This sustainable plant becomes even more so when it’s grown and produced in a responsible and ethical way, as Carlotta & Gee ensures it is, by using flax grown without chemicals in Normandy in northern France. Carlotta & Gee have international OEKO-TEX certification, meaning their premium fabric is tested to make sure no harmful substances are used before it’s sent to them, as well as the Global Organic Textile Standard (GOTS), the world’s leading processing standard for textiles made from organic fibres.
Linen is also more durable than most other fabrications, thanks to the strong and robust flax fibres. It’s 30 percent thicker and stronger than cotton, and because it’s resilient and can grow in poor-quality soil, it also uses far less water than cotton and next to no fertilisers. It’s also more UV resistant so it won’t fade as quickly, and moths don’t like it – both factors that mean linen lasts longer. Because linen becomes softer and more pliable the more it’s worn and washed (Carlotta & Gee pre-wash their creations with volcanic stones for enhanced softness) it improves with age, meaning pieces can be handed down as heirlooms through the generations.
Used since 8000BC, linen is one of the world’s oldest fibres. It’s so sturdy that when the tomb of Ramesses II, one of the greatest Egyptian pharaohs, was unearthed after 3,000 years, the linen he was mummified in was said to have been almost perfectly preserved.
Whether using a napkin or apron in the kitchen, throwing a tablecloth over the dining table, lounging in pyjamas or relaxing in bed, linen feels light and airy against the skin. Because it’s moisture-wicking and naturally thermoregulating, keeping you cool in summer and cosy in winter, I’ve found that an investment in linen is also an investment in health and sleep quality. Linen contains silica, which is naturally antibacterial and great for sensitive skin, and its irregular fibre bundles and looser weave give it an earthy, calming texture that I find helps you drift off to sleep more easily.
So will switching to linen save the planet? Well, no – I don’t believe any purchasing decision, when looked at in isolation, will. But every small shift we make in our lives towards sustainability leads to bigger shifts, which eventually does lead to changing the world.

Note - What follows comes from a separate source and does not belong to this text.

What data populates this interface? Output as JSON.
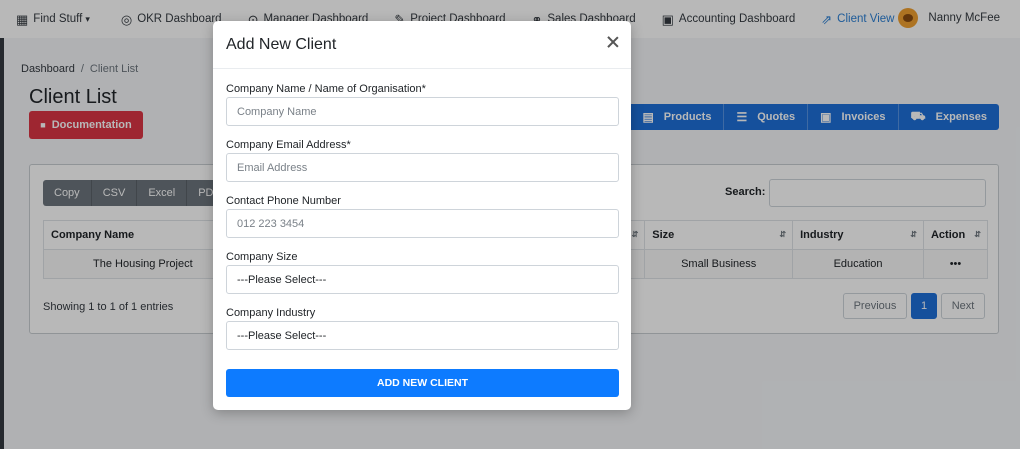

Nina Karnikowski’s latest book is, Go Lightly: How to Travel Without Hurting the Planet.